> **Prompt**: Copy every entry exactly as given, minus the images.
━━━━━━━━━━━━━━━━
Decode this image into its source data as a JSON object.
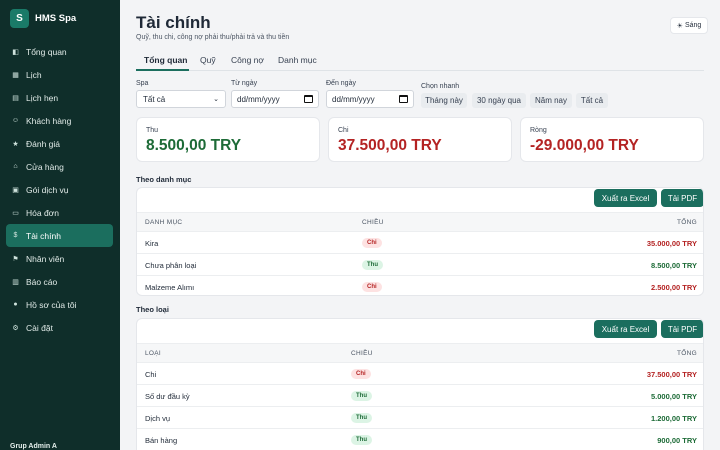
{
  "brand": {
    "logo_letter": "S",
    "name": "HMS Spa"
  },
  "sidebar": {
    "items": [
      {
        "label": "Tổng quan",
        "icon": "◧"
      },
      {
        "label": "Lịch",
        "icon": "▦"
      },
      {
        "label": "Lịch hẹn",
        "icon": "▤"
      },
      {
        "label": "Khách hàng",
        "icon": "☺"
      },
      {
        "label": "Đánh giá",
        "icon": "★"
      },
      {
        "label": "Cửa hàng",
        "icon": "⌂"
      },
      {
        "label": "Gói dịch vụ",
        "icon": "▣"
      },
      {
        "label": "Hóa đơn",
        "icon": "▭"
      },
      {
        "label": "Tài chính",
        "icon": "$"
      },
      {
        "label": "Nhân viên",
        "icon": "⚑"
      },
      {
        "label": "Báo cáo",
        "icon": "▥"
      },
      {
        "label": "Hồ sơ của tôi",
        "icon": "●"
      },
      {
        "label": "Cài đặt",
        "icon": "⚙"
      }
    ],
    "active_index": 8,
    "footer": "Grup Admin A"
  },
  "header": {
    "title": "Tài chính",
    "subtitle": "Quỹ, thu chi, công nợ phải thu/phải trả và thu tiền",
    "theme_icon": "☀",
    "theme_label": "Sáng"
  },
  "tabs": [
    "Tổng quan",
    "Quỹ",
    "Công nợ",
    "Danh mục"
  ],
  "active_tab": 0,
  "filters": {
    "spa_label": "Spa",
    "spa_value": "Tất cả",
    "from_label": "Từ ngày",
    "from_placeholder": "dd/mm/yyyy",
    "to_label": "Đến ngày",
    "to_placeholder": "dd/mm/yyyy",
    "quick_label": "Chọn nhanh",
    "quick_options": [
      "Tháng này",
      "30 ngày qua",
      "Năm nay",
      "Tất cả"
    ]
  },
  "summary": {
    "income_label": "Thu",
    "income_value": "8.500,00 TRY",
    "expense_label": "Chi",
    "expense_value": "37.500,00 TRY",
    "net_label": "Ròng",
    "net_value": "-29.000,00 TRY"
  },
  "by_category": {
    "title": "Theo danh mục",
    "export_excel": "Xuất ra Excel",
    "export_pdf": "Tải PDF",
    "headers": [
      "DANH MỤC",
      "CHIỀU",
      "TỔNG"
    ],
    "rows": [
      {
        "name": "Kira",
        "dir": "Chi",
        "type": "expense",
        "total": "35.000,00 TRY"
      },
      {
        "name": "Chưa phân loại",
        "dir": "Thu",
        "type": "income",
        "total": "8.500,00 TRY"
      },
      {
        "name": "Malzeme Alımı",
        "dir": "Chi",
        "type": "expense",
        "total": "2.500,00 TRY"
      }
    ]
  },
  "by_type": {
    "title": "Theo loại",
    "export_excel": "Xuất ra Excel",
    "export_pdf": "Tải PDF",
    "headers": [
      "LOẠI",
      "CHIỀU",
      "TỔNG"
    ],
    "rows": [
      {
        "name": "Chi",
        "dir": "Chi",
        "type": "expense",
        "total": "37.500,00 TRY"
      },
      {
        "name": "Số dư đầu kỳ",
        "dir": "Thu",
        "type": "income",
        "total": "5.000,00 TRY"
      },
      {
        "name": "Dịch vụ",
        "dir": "Thu",
        "type": "income",
        "total": "1.200,00 TRY"
      },
      {
        "name": "Bán hàng",
        "dir": "Thu",
        "type": "income",
        "total": "900,00 TRY"
      }
    ]
  },
  "colors": {
    "income": "#1d6b37",
    "expense": "#b42323",
    "accent": "#1b6e5e",
    "sidebar_bg": "#0f2e2a"
  }
}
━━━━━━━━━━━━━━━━
> **Exercise result**:
Decode this image into its source data as a JSON object.
{
  "brand": {
    "logo_letter": "S",
    "name": "HMS Spa"
  },
  "sidebar": {
    "items": [
      {
        "label": "Tổng quan",
        "icon": "◧"
      },
      {
        "label": "Lịch",
        "icon": "▦"
      },
      {
        "label": "Lịch hẹn",
        "icon": "▤"
      },
      {
        "label": "Khách hàng",
        "icon": "☺"
      },
      {
        "label": "Đánh giá",
        "icon": "★"
      },
      {
        "label": "Cửa hàng",
        "icon": "⌂"
      },
      {
        "label": "Gói dịch vụ",
        "icon": "▣"
      },
      {
        "label": "Hóa đơn",
        "icon": "▭"
      },
      {
        "label": "Tài chính",
        "icon": "$"
      },
      {
        "label": "Nhân viên",
        "icon": "⚑"
      },
      {
        "label": "Báo cáo",
        "icon": "▥"
      },
      {
        "label": "Hồ sơ của tôi",
        "icon": "●"
      },
      {
        "label": "Cài đặt",
        "icon": "⚙"
      }
    ],
    "active_index": 8,
    "footer": "Grup Admin A"
  },
  "header": {
    "title": "Tài chính",
    "subtitle": "Quỹ, thu chi, công nợ phải thu/phải trả và thu tiền",
    "theme_icon": "☀",
    "theme_label": "Sáng"
  },
  "tabs": [
    "Tổng quan",
    "Quỹ",
    "Công nợ",
    "Danh mục"
  ],
  "active_tab": 0,
  "filters": {
    "spa_label": "Spa",
    "spa_value": "Tất cả",
    "from_label": "Từ ngày",
    "from_placeholder": "dd/mm/yyyy",
    "to_label": "Đến ngày",
    "to_placeholder": "dd/mm/yyyy",
    "quick_label": "Chọn nhanh",
    "quick_options": [
      "Tháng này",
      "30 ngày qua",
      "Năm nay",
      "Tất cả"
    ]
  },
  "summary": {
    "income_label": "Thu",
    "income_value": "8.500,00 TRY",
    "expense_label": "Chi",
    "expense_value": "37.500,00 TRY",
    "net_label": "Ròng",
    "net_value": "-29.000,00 TRY"
  },
  "by_category": {
    "title": "Theo danh mục",
    "export_excel": "Xuất ra Excel",
    "export_pdf": "Tải PDF",
    "headers": [
      "DANH MỤC",
      "CHIỀU",
      "TỔNG"
    ],
    "rows": [
      {
        "name": "Kira",
        "dir": "Chi",
        "type": "expense",
        "total": "35.000,00 TRY"
      },
      {
        "name": "Chưa phân loại",
        "dir": "Thu",
        "type": "income",
        "total": "8.500,00 TRY"
      },
      {
        "name": "Malzeme Alımı",
        "dir": "Chi",
        "type": "expense",
        "total": "2.500,00 TRY"
      }
    ]
  },
  "by_type": {
    "title": "Theo loại",
    "export_excel": "Xuất ra Excel",
    "export_pdf": "Tải PDF",
    "headers": [
      "LOẠI",
      "CHIỀU",
      "TỔNG"
    ],
    "rows": [
      {
        "name": "Chi",
        "dir": "Chi",
        "type": "expense",
        "total": "37.500,00 TRY"
      },
      {
        "name": "Số dư đầu kỳ",
        "dir": "Thu",
        "type": "income",
        "total": "5.000,00 TRY"
      },
      {
        "name": "Dịch vụ",
        "dir": "Thu",
        "type": "income",
        "total": "1.200,00 TRY"
      },
      {
        "name": "Bán hàng",
        "dir": "Thu",
        "type": "income",
        "total": "900,00 TRY"
      }
    ]
  },
  "colors": {
    "income": "#1d6b37",
    "expense": "#b42323",
    "accent": "#1b6e5e",
    "sidebar_bg": "#0f2e2a"
  }
}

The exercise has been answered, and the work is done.